How Daydreaming Can Help You Discover True Passion

The ThinkerBelieve it or not, I do not think very hard. I am a creature of intuition. I let my mind wander all the time. And I use it to my advantage.

Like involuntary dreaming during REM sleep, daydreaming taps into your subconscious. Without focusing your mind, various images, ideas, sensations, emotions and reactions will crop up and fill the thought void.

Stare into space. Let your consciousness drift. Then sit back and listen. Track your thoughts. Where do they wander? A memory? Another project? Someone special? Something specific? An abstract concept?

Take note of your mental journey. Journal if you need to. Keep an eye out for repetition and redundancy, especially recurring themes or concepts. Pay attention to and follow patterns – they can shape your values and interests. Core values and interests will help frame your subconscious and offer macrocosmic insight into your heart’s brightest fires.

What is the common denominator?

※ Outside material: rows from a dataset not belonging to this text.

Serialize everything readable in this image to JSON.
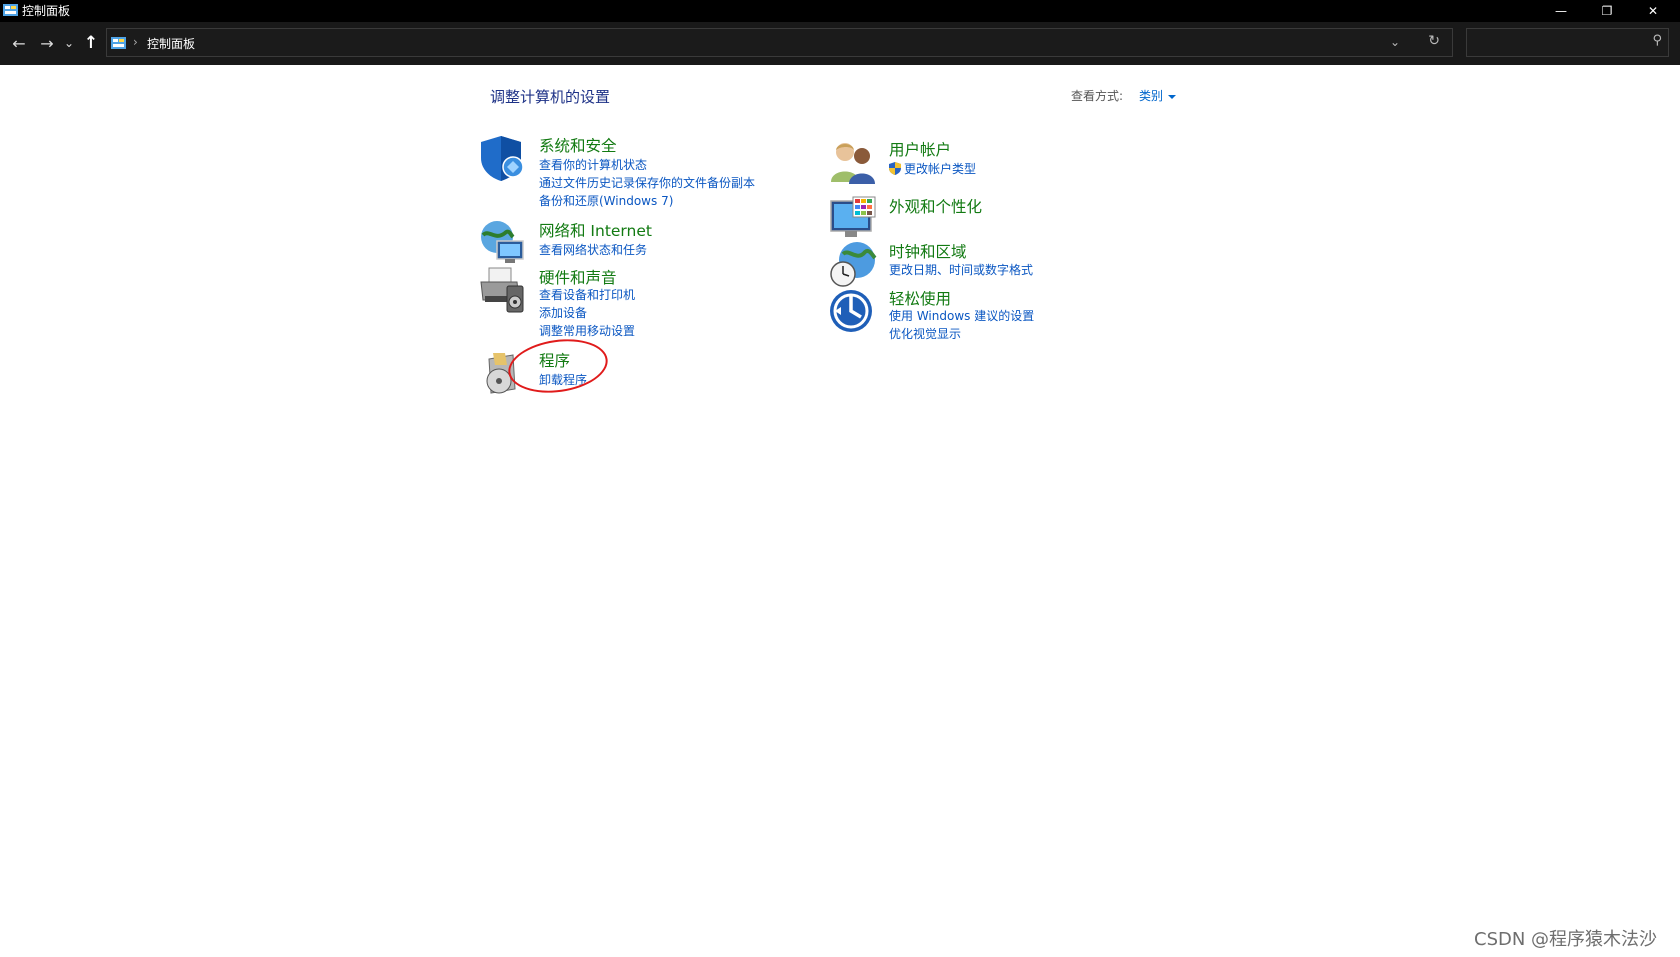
{
  "window": {
    "title": "控制面板",
    "minimize": "—",
    "restore": "❐",
    "close": "✕"
  },
  "nav": {
    "back": "←",
    "forward": "→",
    "recent": "⌄",
    "up": "↑",
    "breadcrumb_sep": "›",
    "breadcrumb": "控制面板",
    "address_dropdown": "⌄",
    "refresh": "↻",
    "search_placeholder": "",
    "search_icon": "⚲"
  },
  "content": {
    "heading": "调整计算机的设置",
    "view_by_label": "查看方式:",
    "view_by_value": "类别"
  },
  "categories": {
    "system_security": {
      "icon": "shield-icon",
      "title": "系统和安全",
      "links": [
        "查看你的计算机状态",
        "通过文件历史记录保存你的文件备份副本",
        "备份和还原(Windows 7)"
      ]
    },
    "network": {
      "icon": "globe-network-icon",
      "title": "网络和 Internet",
      "links": [
        "查看网络状态和任务"
      ]
    },
    "hardware": {
      "icon": "printer-speaker-icon",
      "title": "硬件和声音",
      "links": [
        "查看设备和打印机",
        "添加设备",
        "调整常用移动设置"
      ]
    },
    "programs": {
      "icon": "programs-disc-icon",
      "title": "程序",
      "links": [
        "卸载程序"
      ]
    },
    "user_accounts": {
      "icon": "users-icon",
      "title": "用户帐户",
      "links": [
        "更改帐户类型"
      ]
    },
    "appearance": {
      "icon": "monitor-palette-icon",
      "title": "外观和个性化",
      "links": []
    },
    "clock_region": {
      "icon": "clock-globe-icon",
      "title": "时钟和区域",
      "links": [
        "更改日期、时间或数字格式"
      ]
    },
    "ease_of_access": {
      "icon": "ease-of-access-icon",
      "title": "轻松使用",
      "links": [
        "使用 Windows 建议的设置",
        "优化视觉显示"
      ]
    }
  },
  "watermark": "CSDN @程序猿木法沙",
  "colors": {
    "category_title": "#127a12",
    "link": "#0b57c2",
    "heading": "#1e3287",
    "annotation": "#e01b1b",
    "titlebar": "#000000",
    "navbar": "#191919"
  }
}
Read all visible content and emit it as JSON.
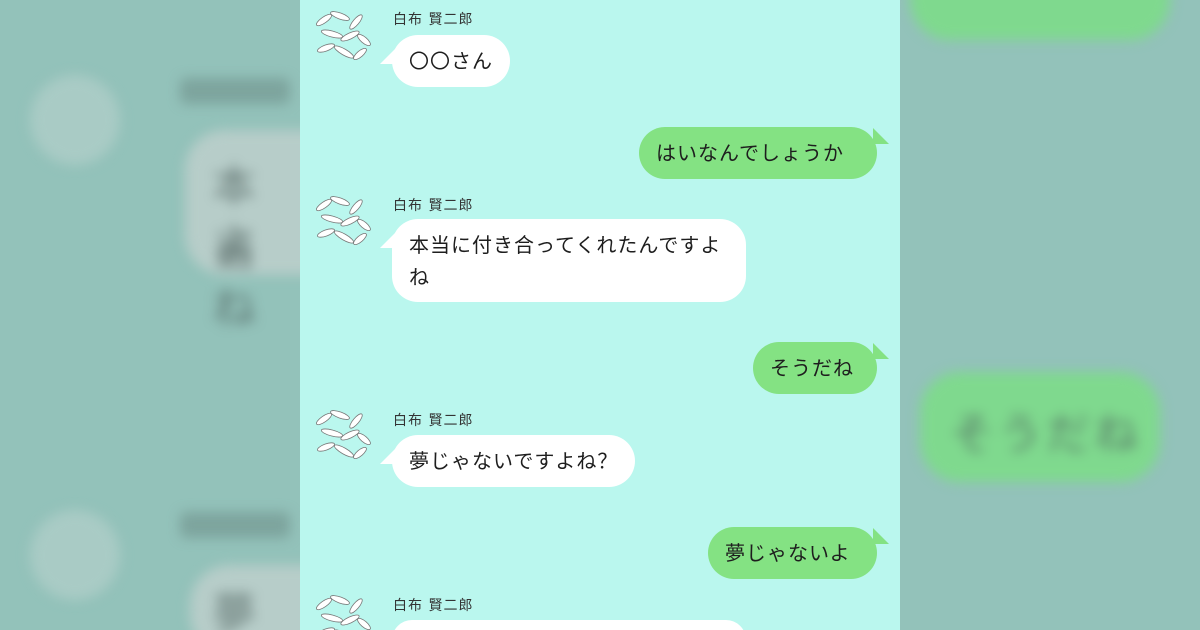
{
  "chat": {
    "messages": [
      {
        "sender": "白布 賢二郎",
        "text": "〇〇さん",
        "direction": "incoming"
      },
      {
        "text": "はいなんでしょうか",
        "direction": "outgoing"
      },
      {
        "sender": "白布 賢二郎",
        "text": "本当に付き合ってくれたんですよね",
        "direction": "incoming"
      },
      {
        "text": "そうだね",
        "direction": "outgoing"
      },
      {
        "sender": "白布 賢二郎",
        "text": "夢じゃないですよね？",
        "direction": "incoming"
      },
      {
        "text": "夢じゃないよ",
        "direction": "outgoing"
      },
      {
        "sender": "白布 賢二郎",
        "text": "",
        "direction": "incoming"
      }
    ]
  },
  "colors": {
    "chat_background": "#baf7ee",
    "incoming_bubble": "#ffffff",
    "outgoing_bubble": "#84e283",
    "side_backdrop": "#8fbeb6"
  },
  "icons": {
    "avatar": "fish-sketch-avatar-icon"
  }
}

With enough practice, you should be able to identify a common thread through all of your mental wanderings. Weave this thread through the conventional world and you can chart a personal campaign to feed the fire. Relationships, careers, literature, conversations, invention, art, food and travel can all take part in bringing your true passion to life.

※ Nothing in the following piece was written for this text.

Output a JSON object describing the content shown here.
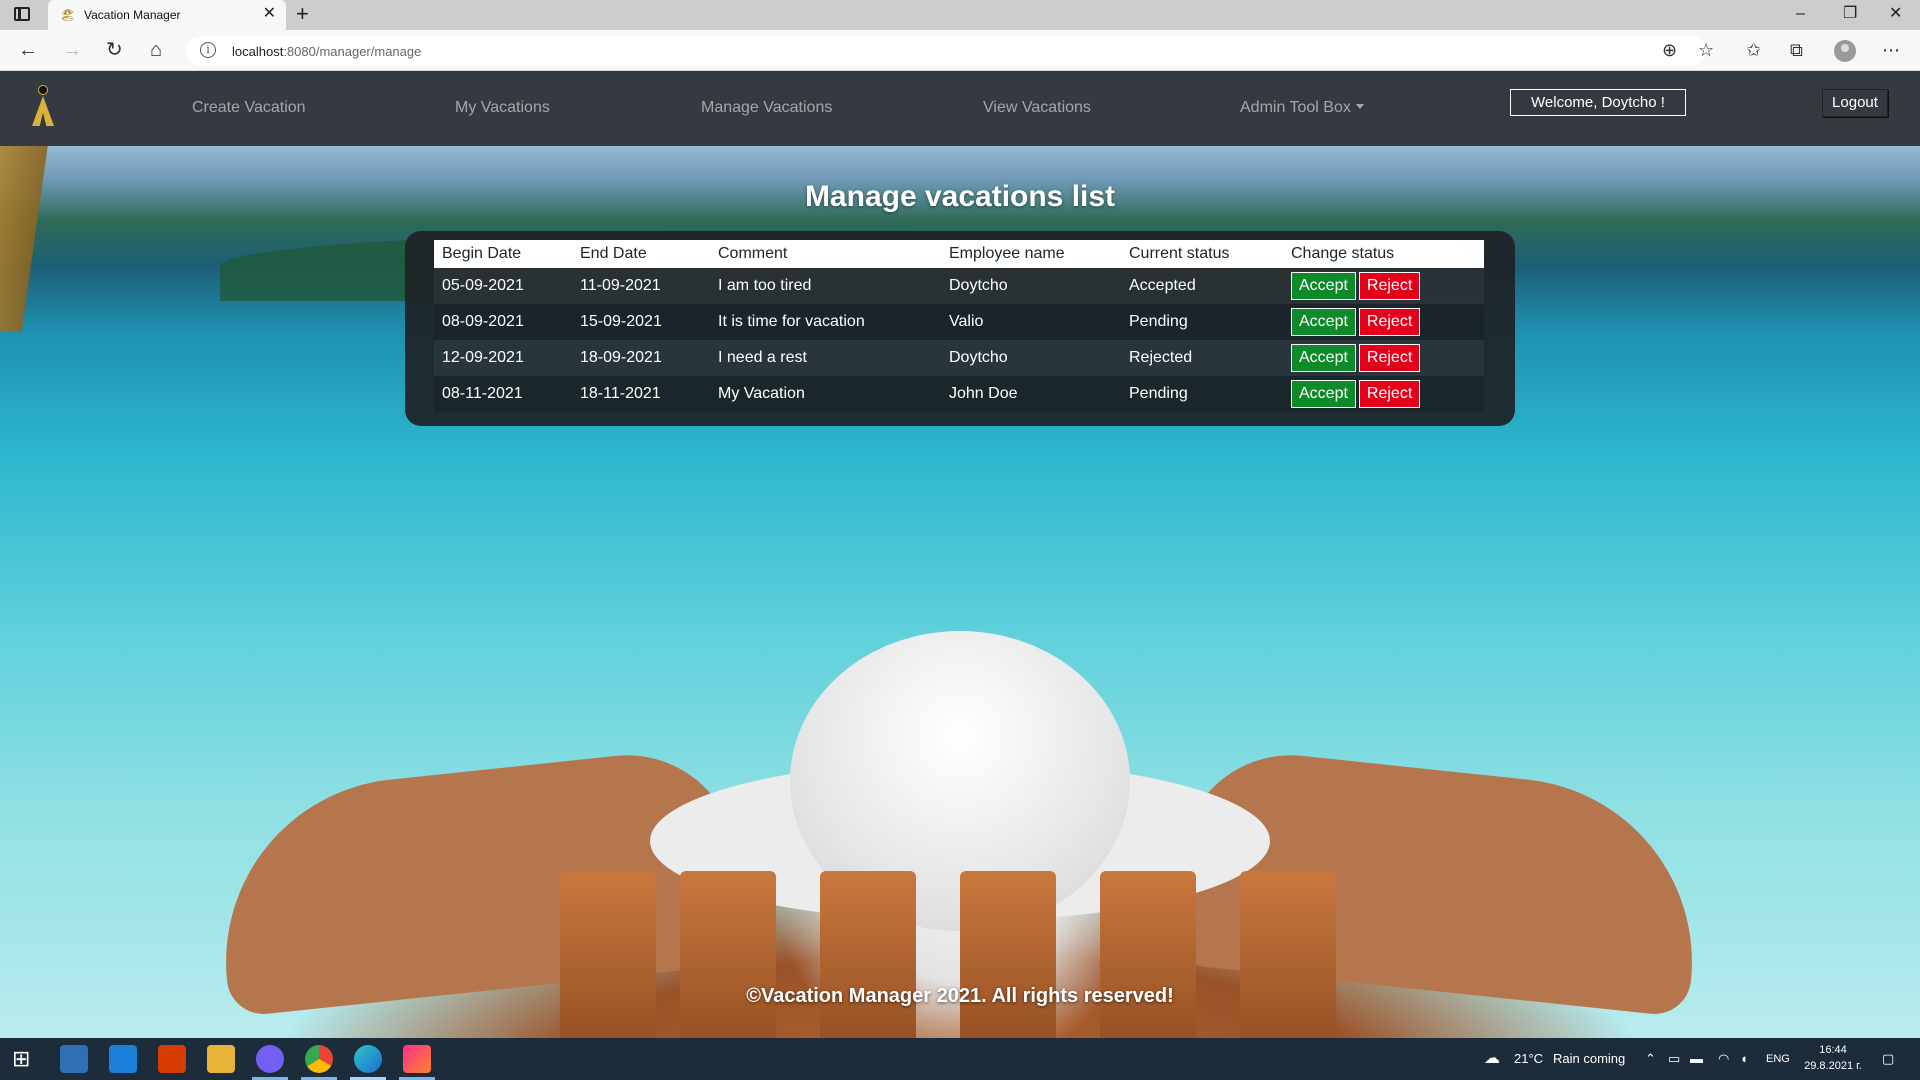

The first step to feeding your soul is to learn what your soul likes to eat.

Jack of All Trades, Master of None

Justin Hamilton alerted me to this figure of speech over dinner last night. The ordeal with general education, I think. One can learn a little bit of everything or learn one thing really well. Which direction should you choose?

In the business world, niche is king. It is much smoother to specialize, carve your name, and turn a profit. Expert a trade skill and you will never have a problem finding a job in your field again. A specialist is far more straightforward than a generalist – more simple to rationalize and far easier to market.

The risk? You can get boxed in, branded, stuck. Known as a great musician, it will be difficult making your name in other art. Known as a great assistant, you will have trouble being seen as anything but a great assistant. Known as a talented comedy writer, you will never be taken seriously. The list goes on. Think you might want to change gears later in life? Be weary of specializing. Mastering a skill is great for those who prefer simple lives, terrible for others who live to explore.

Being a “jack of all trades” heightens your exposure to a wider variety of crafts, trades, fields and skill-sets. You have more options and therefore a broader opportunity to discover your true passion and talent. You may never be the best at anything specific, but you know a lot about the world and can be a broad resource. You can be the center of it all, a leader. Great leaders can speak the language of their collaborators and must understand the all of the trades involved. I would argue “jack of all trades” status is a prerequisite to leading strong teams.

Master of none? How about mastering the jack of all?